TASK BRIEF ▸
Every record shown below is to be output exactly.

»»

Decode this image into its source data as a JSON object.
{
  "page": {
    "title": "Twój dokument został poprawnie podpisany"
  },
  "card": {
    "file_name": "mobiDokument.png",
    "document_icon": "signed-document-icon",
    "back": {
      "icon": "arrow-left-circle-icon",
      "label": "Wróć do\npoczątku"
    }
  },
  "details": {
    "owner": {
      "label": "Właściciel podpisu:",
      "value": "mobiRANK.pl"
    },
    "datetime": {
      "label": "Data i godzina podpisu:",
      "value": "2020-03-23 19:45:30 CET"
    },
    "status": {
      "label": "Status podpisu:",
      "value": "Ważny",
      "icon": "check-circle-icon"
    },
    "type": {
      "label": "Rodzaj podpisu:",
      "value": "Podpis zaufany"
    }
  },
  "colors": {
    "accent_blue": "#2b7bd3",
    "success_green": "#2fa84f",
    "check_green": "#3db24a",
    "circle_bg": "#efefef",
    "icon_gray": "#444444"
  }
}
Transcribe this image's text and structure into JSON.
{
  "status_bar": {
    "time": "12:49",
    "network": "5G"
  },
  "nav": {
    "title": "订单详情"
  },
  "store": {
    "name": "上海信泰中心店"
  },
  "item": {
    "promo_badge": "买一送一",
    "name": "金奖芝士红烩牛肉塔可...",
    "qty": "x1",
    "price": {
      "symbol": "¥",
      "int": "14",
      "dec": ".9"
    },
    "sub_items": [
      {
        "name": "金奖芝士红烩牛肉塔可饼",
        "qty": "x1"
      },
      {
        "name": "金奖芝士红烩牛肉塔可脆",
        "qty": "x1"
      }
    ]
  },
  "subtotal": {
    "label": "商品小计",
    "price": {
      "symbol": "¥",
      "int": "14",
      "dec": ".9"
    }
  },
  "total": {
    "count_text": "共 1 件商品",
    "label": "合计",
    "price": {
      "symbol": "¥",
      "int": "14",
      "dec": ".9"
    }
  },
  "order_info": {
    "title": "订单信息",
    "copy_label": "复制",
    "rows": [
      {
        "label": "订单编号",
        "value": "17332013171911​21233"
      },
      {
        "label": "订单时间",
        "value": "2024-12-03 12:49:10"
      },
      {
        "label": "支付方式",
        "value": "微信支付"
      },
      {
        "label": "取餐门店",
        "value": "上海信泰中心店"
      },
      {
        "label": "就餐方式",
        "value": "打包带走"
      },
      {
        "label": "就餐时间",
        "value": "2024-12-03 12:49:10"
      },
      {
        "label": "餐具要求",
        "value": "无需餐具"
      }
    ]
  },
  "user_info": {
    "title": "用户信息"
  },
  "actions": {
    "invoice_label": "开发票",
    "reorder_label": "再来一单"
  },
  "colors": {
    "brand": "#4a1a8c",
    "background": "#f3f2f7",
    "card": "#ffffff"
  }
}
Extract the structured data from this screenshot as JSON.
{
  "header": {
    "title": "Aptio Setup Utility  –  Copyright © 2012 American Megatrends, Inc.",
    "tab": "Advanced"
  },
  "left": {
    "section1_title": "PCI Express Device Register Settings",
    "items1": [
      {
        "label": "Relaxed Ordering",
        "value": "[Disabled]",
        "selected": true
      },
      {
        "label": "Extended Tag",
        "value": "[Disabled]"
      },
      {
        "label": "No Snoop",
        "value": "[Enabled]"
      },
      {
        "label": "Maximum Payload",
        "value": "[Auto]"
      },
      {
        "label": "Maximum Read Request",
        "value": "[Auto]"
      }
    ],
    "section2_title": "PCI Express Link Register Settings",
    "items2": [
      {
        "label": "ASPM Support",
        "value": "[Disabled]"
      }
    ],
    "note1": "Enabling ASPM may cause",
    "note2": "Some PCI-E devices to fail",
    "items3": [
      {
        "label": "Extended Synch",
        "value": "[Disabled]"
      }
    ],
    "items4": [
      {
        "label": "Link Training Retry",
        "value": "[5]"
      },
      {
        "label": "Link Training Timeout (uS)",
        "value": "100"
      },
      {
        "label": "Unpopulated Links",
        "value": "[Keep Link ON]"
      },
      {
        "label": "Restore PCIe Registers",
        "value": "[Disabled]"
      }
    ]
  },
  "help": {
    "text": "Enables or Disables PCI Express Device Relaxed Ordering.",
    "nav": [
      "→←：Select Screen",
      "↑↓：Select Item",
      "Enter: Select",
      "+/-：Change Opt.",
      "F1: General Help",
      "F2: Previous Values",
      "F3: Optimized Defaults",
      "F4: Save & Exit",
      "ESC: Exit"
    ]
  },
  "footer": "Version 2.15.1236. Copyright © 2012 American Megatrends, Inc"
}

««

TASK SOLUTION ▸
Decode this image into its source data as a JSON object.
{
  "page": {
    "title": "Twój dokument został poprawnie podpisany"
  },
  "card": {
    "file_name": "mobiDokument.png",
    "document_icon": "signed-document-icon",
    "back": {
      "icon": "arrow-left-circle-icon",
      "label": "Wróć do\npoczątku"
    }
  },
  "details": {
    "owner": {
      "label": "Właściciel podpisu:",
      "value": "mobiRANK.pl"
    },
    "datetime": {
      "label": "Data i godzina podpisu:",
      "value": "2020-03-23 19:45:30 CET"
    },
    "status": {
      "label": "Status podpisu:",
      "value": "Ważny",
      "icon": "check-circle-icon"
    },
    "type": {
      "label": "Rodzaj podpisu:",
      "value": "Podpis zaufany"
    }
  },
  "colors": {
    "accent_blue": "#2b7bd3",
    "success_green": "#2fa84f",
    "check_green": "#3db24a",
    "circle_bg": "#efefef",
    "icon_gray": "#444444"
  }
}
Transcribe this image's text and structure into JSON.
{
  "status_bar": {
    "time": "12:49",
    "network": "5G"
  },
  "nav": {
    "title": "订单详情"
  },
  "store": {
    "name": "上海信泰中心店"
  },
  "item": {
    "promo_badge": "买一送一",
    "name": "金奖芝士红烩牛肉塔可...",
    "qty": "x1",
    "price": {
      "symbol": "¥",
      "int": "14",
      "dec": ".9"
    },
    "sub_items": [
      {
        "name": "金奖芝士红烩牛肉塔可饼",
        "qty": "x1"
      },
      {
        "name": "金奖芝士红烩牛肉塔可脆",
        "qty": "x1"
      }
    ]
  },
  "subtotal": {
    "label": "商品小计",
    "price": {
      "symbol": "¥",
      "int": "14",
      "dec": ".9"
    }
  },
  "total": {
    "count_text": "共 1 件商品",
    "label": "合计",
    "price": {
      "symbol": "¥",
      "int": "14",
      "dec": ".9"
    }
  },
  "order_info": {
    "title": "订单信息",
    "copy_label": "复制",
    "rows": [
      {
        "label": "订单编号",
        "value": "17332013171911​21233"
      },
      {
        "label": "订单时间",
        "value": "2024-12-03 12:49:10"
      },
      {
        "label": "支付方式",
        "value": "微信支付"
      },
      {
        "label": "取餐门店",
        "value": "上海信泰中心店"
      },
      {
        "label": "就餐方式",
        "value": "打包带走"
      },
      {
        "label": "就餐时间",
        "value": "2024-12-03 12:49:10"
      },
      {
        "label": "餐具要求",
        "value": "无需餐具"
      }
    ]
  },
  "user_info": {
    "title": "用户信息"
  },
  "actions": {
    "invoice_label": "开发票",
    "reorder_label": "再来一单"
  },
  "colors": {
    "brand": "#4a1a8c",
    "background": "#f3f2f7",
    "card": "#ffffff"
  }
}
Extract the structured data from this screenshot as JSON.
{
  "header": {
    "title": "Aptio Setup Utility  –  Copyright © 2012 American Megatrends, Inc.",
    "tab": "Advanced"
  },
  "left": {
    "section1_title": "PCI Express Device Register Settings",
    "items1": [
      {
        "label": "Relaxed Ordering",
        "value": "[Disabled]",
        "selected": true
      },
      {
        "label": "Extended Tag",
        "value": "[Disabled]"
      },
      {
        "label": "No Snoop",
        "value": "[Enabled]"
      },
      {
        "label": "Maximum Payload",
        "value": "[Auto]"
      },
      {
        "label": "Maximum Read Request",
        "value": "[Auto]"
      }
    ],
    "section2_title": "PCI Express Link Register Settings",
    "items2": [
      {
        "label": "ASPM Support",
        "value": "[Disabled]"
      }
    ],
    "note1": "Enabling ASPM may cause",
    "note2": "Some PCI-E devices to fail",
    "items3": [
      {
        "label": "Extended Synch",
        "value": "[Disabled]"
      }
    ],
    "items4": [
      {
        "label": "Link Training Retry",
        "value": "[5]"
      },
      {
        "label": "Link Training Timeout (uS)",
        "value": "100"
      },
      {
        "label": "Unpopulated Links",
        "value": "[Keep Link ON]"
      },
      {
        "label": "Restore PCIe Registers",
        "value": "[Disabled]"
      }
    ]
  },
  "help": {
    "text": "Enables or Disables PCI Express Device Relaxed Ordering.",
    "nav": [
      "→←：Select Screen",
      "↑↓：Select Item",
      "Enter: Select",
      "+/-：Change Opt.",
      "F1: General Help",
      "F2: Previous Values",
      "F3: Optimized Defaults",
      "F4: Save & Exit",
      "ESC: Exit"
    ]
  },
  "footer": "Version 2.15.1236. Copyright © 2012 American Megatrends, Inc"
}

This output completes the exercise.